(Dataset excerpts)
* * *

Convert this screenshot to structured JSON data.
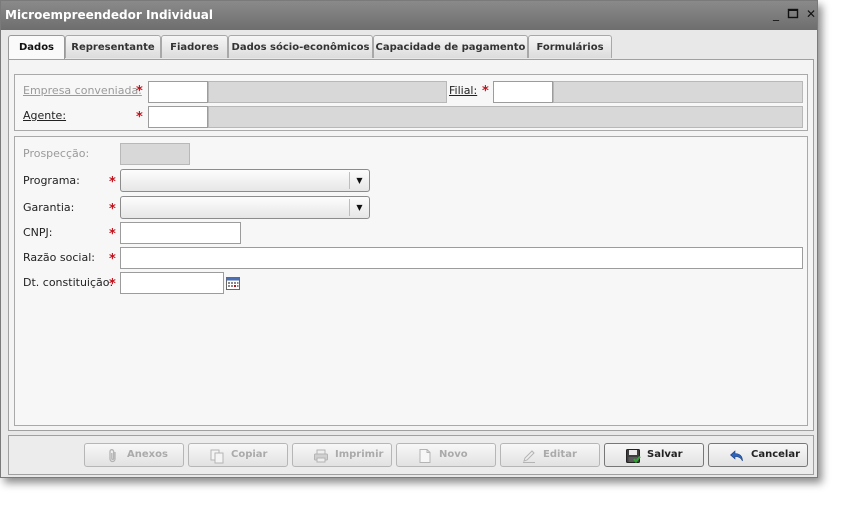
{
  "window": {
    "title": "Microempreendedor Individual"
  },
  "tabs": [
    {
      "label": "Dados"
    },
    {
      "label": "Representante"
    },
    {
      "label": "Fiadores"
    },
    {
      "label": "Dados sócio-econômicos"
    },
    {
      "label": "Capacidade de pagamento"
    },
    {
      "label": "Formulários"
    }
  ],
  "header_group": {
    "empresa_label": "Empresa conveniada:",
    "filial_label": "Filial:",
    "agente_label": "Agente:"
  },
  "form": {
    "prospeccao_label": "Prospecção:",
    "programa_label": "Programa:",
    "garantia_label": "Garantia:",
    "cnpj_label": "CNPJ:",
    "razao_label": "Razão social:",
    "dt_label": "Dt. constituição:",
    "required_mark": "*"
  },
  "buttons": {
    "anexos": "Anexos",
    "copiar": "Copiar",
    "imprimir": "Imprimir",
    "novo": "Novo",
    "editar": "Editar",
    "salvar": "Salvar",
    "cancelar": "Cancelar"
  }
}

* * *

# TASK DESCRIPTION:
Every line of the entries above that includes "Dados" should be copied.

# TASK SOLUTION:
      "label": "Dados"
      "label": "Dados sócio-econômicos"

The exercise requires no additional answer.